• _Supplied records_
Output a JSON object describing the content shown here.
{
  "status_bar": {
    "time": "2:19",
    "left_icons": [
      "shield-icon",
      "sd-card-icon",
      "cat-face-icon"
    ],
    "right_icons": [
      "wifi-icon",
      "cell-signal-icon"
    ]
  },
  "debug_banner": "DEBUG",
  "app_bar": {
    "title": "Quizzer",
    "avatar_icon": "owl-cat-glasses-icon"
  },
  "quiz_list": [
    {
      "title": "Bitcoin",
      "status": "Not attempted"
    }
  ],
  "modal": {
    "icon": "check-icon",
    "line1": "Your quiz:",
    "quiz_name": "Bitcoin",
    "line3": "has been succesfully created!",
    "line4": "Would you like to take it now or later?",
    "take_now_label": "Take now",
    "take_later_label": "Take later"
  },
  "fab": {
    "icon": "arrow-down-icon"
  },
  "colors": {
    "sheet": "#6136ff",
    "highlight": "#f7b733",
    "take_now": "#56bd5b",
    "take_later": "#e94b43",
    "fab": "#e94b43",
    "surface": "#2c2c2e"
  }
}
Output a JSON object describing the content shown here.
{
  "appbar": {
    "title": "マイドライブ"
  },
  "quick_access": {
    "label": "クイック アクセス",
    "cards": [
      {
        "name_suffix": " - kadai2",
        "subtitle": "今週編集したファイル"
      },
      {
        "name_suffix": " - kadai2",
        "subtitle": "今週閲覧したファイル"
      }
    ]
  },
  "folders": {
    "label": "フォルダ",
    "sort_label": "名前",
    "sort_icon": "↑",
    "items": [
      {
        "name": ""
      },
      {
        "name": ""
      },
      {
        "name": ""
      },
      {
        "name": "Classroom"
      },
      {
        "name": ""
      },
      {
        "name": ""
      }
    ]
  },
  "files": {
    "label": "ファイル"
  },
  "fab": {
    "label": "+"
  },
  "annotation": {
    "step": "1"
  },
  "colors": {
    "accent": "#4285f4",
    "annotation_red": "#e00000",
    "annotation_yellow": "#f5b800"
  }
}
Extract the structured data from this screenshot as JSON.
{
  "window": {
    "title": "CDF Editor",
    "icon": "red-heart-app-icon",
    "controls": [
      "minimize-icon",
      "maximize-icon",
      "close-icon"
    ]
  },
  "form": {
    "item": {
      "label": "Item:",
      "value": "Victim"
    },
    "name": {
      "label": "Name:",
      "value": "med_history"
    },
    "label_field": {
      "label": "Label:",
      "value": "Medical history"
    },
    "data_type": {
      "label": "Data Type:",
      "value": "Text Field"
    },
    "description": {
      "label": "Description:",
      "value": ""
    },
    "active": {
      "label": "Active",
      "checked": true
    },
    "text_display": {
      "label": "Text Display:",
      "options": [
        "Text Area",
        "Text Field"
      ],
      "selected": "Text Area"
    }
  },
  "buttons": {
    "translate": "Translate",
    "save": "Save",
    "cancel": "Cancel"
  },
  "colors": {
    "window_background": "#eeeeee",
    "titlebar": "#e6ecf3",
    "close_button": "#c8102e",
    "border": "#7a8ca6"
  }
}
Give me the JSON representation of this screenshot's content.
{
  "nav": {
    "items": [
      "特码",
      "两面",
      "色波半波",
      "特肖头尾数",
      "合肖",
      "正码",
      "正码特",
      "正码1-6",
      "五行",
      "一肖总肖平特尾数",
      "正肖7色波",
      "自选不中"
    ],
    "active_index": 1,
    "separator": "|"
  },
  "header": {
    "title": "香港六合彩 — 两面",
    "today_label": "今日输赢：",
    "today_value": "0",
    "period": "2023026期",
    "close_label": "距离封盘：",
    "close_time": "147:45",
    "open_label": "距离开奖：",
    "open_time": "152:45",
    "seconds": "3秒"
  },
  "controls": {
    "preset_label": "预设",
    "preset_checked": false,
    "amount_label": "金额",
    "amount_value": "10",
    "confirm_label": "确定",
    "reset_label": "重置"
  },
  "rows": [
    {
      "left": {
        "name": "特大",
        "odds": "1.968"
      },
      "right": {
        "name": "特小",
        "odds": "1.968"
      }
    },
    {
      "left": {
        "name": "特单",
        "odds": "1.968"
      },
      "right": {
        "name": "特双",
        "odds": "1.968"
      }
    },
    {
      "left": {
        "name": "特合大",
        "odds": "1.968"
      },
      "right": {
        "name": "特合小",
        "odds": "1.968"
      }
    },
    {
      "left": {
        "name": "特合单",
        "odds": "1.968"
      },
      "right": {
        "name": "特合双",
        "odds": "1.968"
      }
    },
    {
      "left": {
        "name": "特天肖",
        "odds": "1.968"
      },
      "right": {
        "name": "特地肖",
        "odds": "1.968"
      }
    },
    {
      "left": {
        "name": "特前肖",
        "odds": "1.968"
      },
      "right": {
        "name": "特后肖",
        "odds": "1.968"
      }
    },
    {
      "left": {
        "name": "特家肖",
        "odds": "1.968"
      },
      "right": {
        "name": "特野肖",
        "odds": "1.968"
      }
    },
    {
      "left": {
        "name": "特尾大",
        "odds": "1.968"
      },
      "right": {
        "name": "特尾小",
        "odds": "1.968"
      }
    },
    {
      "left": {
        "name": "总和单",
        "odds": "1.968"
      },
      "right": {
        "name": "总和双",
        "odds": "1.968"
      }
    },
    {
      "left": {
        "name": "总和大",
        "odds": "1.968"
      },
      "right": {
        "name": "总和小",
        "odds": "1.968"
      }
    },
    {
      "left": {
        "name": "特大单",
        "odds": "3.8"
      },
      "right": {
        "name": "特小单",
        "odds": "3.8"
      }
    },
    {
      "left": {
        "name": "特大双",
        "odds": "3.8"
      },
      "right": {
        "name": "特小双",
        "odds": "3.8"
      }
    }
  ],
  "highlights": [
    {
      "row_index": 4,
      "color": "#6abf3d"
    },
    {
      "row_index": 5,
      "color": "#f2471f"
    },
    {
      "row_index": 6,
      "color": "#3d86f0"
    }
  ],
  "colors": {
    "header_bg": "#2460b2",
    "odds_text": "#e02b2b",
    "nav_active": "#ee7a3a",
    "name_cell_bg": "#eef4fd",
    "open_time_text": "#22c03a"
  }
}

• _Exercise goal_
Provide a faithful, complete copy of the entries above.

• _Answer to the problem_
Output a JSON object describing the content shown here.
{
  "status_bar": {
    "time": "2:19",
    "left_icons": [
      "shield-icon",
      "sd-card-icon",
      "cat-face-icon"
    ],
    "right_icons": [
      "wifi-icon",
      "cell-signal-icon"
    ]
  },
  "debug_banner": "DEBUG",
  "app_bar": {
    "title": "Quizzer",
    "avatar_icon": "owl-cat-glasses-icon"
  },
  "quiz_list": [
    {
      "title": "Bitcoin",
      "status": "Not attempted"
    }
  ],
  "modal": {
    "icon": "check-icon",
    "line1": "Your quiz:",
    "quiz_name": "Bitcoin",
    "line3": "has been succesfully created!",
    "line4": "Would you like to take it now or later?",
    "take_now_label": "Take now",
    "take_later_label": "Take later"
  },
  "fab": {
    "icon": "arrow-down-icon"
  },
  "colors": {
    "sheet": "#6136ff",
    "highlight": "#f7b733",
    "take_now": "#56bd5b",
    "take_later": "#e94b43",
    "fab": "#e94b43",
    "surface": "#2c2c2e"
  }
}
Output a JSON object describing the content shown here.
{
  "appbar": {
    "title": "マイドライブ"
  },
  "quick_access": {
    "label": "クイック アクセス",
    "cards": [
      {
        "name_suffix": " - kadai2",
        "subtitle": "今週編集したファイル"
      },
      {
        "name_suffix": " - kadai2",
        "subtitle": "今週閲覧したファイル"
      }
    ]
  },
  "folders": {
    "label": "フォルダ",
    "sort_label": "名前",
    "sort_icon": "↑",
    "items": [
      {
        "name": ""
      },
      {
        "name": ""
      },
      {
        "name": ""
      },
      {
        "name": "Classroom"
      },
      {
        "name": ""
      },
      {
        "name": ""
      }
    ]
  },
  "files": {
    "label": "ファイル"
  },
  "fab": {
    "label": "+"
  },
  "annotation": {
    "step": "1"
  },
  "colors": {
    "accent": "#4285f4",
    "annotation_red": "#e00000",
    "annotation_yellow": "#f5b800"
  }
}
Extract the structured data from this screenshot as JSON.
{
  "window": {
    "title": "CDF Editor",
    "icon": "red-heart-app-icon",
    "controls": [
      "minimize-icon",
      "maximize-icon",
      "close-icon"
    ]
  },
  "form": {
    "item": {
      "label": "Item:",
      "value": "Victim"
    },
    "name": {
      "label": "Name:",
      "value": "med_history"
    },
    "label_field": {
      "label": "Label:",
      "value": "Medical history"
    },
    "data_type": {
      "label": "Data Type:",
      "value": "Text Field"
    },
    "description": {
      "label": "Description:",
      "value": ""
    },
    "active": {
      "label": "Active",
      "checked": true
    },
    "text_display": {
      "label": "Text Display:",
      "options": [
        "Text Area",
        "Text Field"
      ],
      "selected": "Text Area"
    }
  },
  "buttons": {
    "translate": "Translate",
    "save": "Save",
    "cancel": "Cancel"
  },
  "colors": {
    "window_background": "#eeeeee",
    "titlebar": "#e6ecf3",
    "close_button": "#c8102e",
    "border": "#7a8ca6"
  }
}
Give me the JSON representation of this screenshot's content.
{
  "nav": {
    "items": [
      "特码",
      "两面",
      "色波半波",
      "特肖头尾数",
      "合肖",
      "正码",
      "正码特",
      "正码1-6",
      "五行",
      "一肖总肖平特尾数",
      "正肖7色波",
      "自选不中"
    ],
    "active_index": 1,
    "separator": "|"
  },
  "header": {
    "title": "香港六合彩 — 两面",
    "today_label": "今日输赢：",
    "today_value": "0",
    "period": "2023026期",
    "close_label": "距离封盘：",
    "close_time": "147:45",
    "open_label": "距离开奖：",
    "open_time": "152:45",
    "seconds": "3秒"
  },
  "controls": {
    "preset_label": "预设",
    "preset_checked": false,
    "amount_label": "金额",
    "amount_value": "10",
    "confirm_label": "确定",
    "reset_label": "重置"
  },
  "rows": [
    {
      "left": {
        "name": "特大",
        "odds": "1.968"
      },
      "right": {
        "name": "特小",
        "odds": "1.968"
      }
    },
    {
      "left": {
        "name": "特单",
        "odds": "1.968"
      },
      "right": {
        "name": "特双",
        "odds": "1.968"
      }
    },
    {
      "left": {
        "name": "特合大",
        "odds": "1.968"
      },
      "right": {
        "name": "特合小",
        "odds": "1.968"
      }
    },
    {
      "left": {
        "name": "特合单",
        "odds": "1.968"
      },
      "right": {
        "name": "特合双",
        "odds": "1.968"
      }
    },
    {
      "left": {
        "name": "特天肖",
        "odds": "1.968"
      },
      "right": {
        "name": "特地肖",
        "odds": "1.968"
      }
    },
    {
      "left": {
        "name": "特前肖",
        "odds": "1.968"
      },
      "right": {
        "name": "特后肖",
        "odds": "1.968"
      }
    },
    {
      "left": {
        "name": "特家肖",
        "odds": "1.968"
      },
      "right": {
        "name": "特野肖",
        "odds": "1.968"
      }
    },
    {
      "left": {
        "name": "特尾大",
        "odds": "1.968"
      },
      "right": {
        "name": "特尾小",
        "odds": "1.968"
      }
    },
    {
      "left": {
        "name": "总和单",
        "odds": "1.968"
      },
      "right": {
        "name": "总和双",
        "odds": "1.968"
      }
    },
    {
      "left": {
        "name": "总和大",
        "odds": "1.968"
      },
      "right": {
        "name": "总和小",
        "odds": "1.968"
      }
    },
    {
      "left": {
        "name": "特大单",
        "odds": "3.8"
      },
      "right": {
        "name": "特小单",
        "odds": "3.8"
      }
    },
    {
      "left": {
        "name": "特大双",
        "odds": "3.8"
      },
      "right": {
        "name": "特小双",
        "odds": "3.8"
      }
    }
  ],
  "highlights": [
    {
      "row_index": 4,
      "color": "#6abf3d"
    },
    {
      "row_index": 5,
      "color": "#f2471f"
    },
    {
      "row_index": 6,
      "color": "#3d86f0"
    }
  ],
  "colors": {
    "header_bg": "#2460b2",
    "odds_text": "#e02b2b",
    "nav_active": "#ee7a3a",
    "name_cell_bg": "#eef4fd",
    "open_time_text": "#22c03a"
  }
}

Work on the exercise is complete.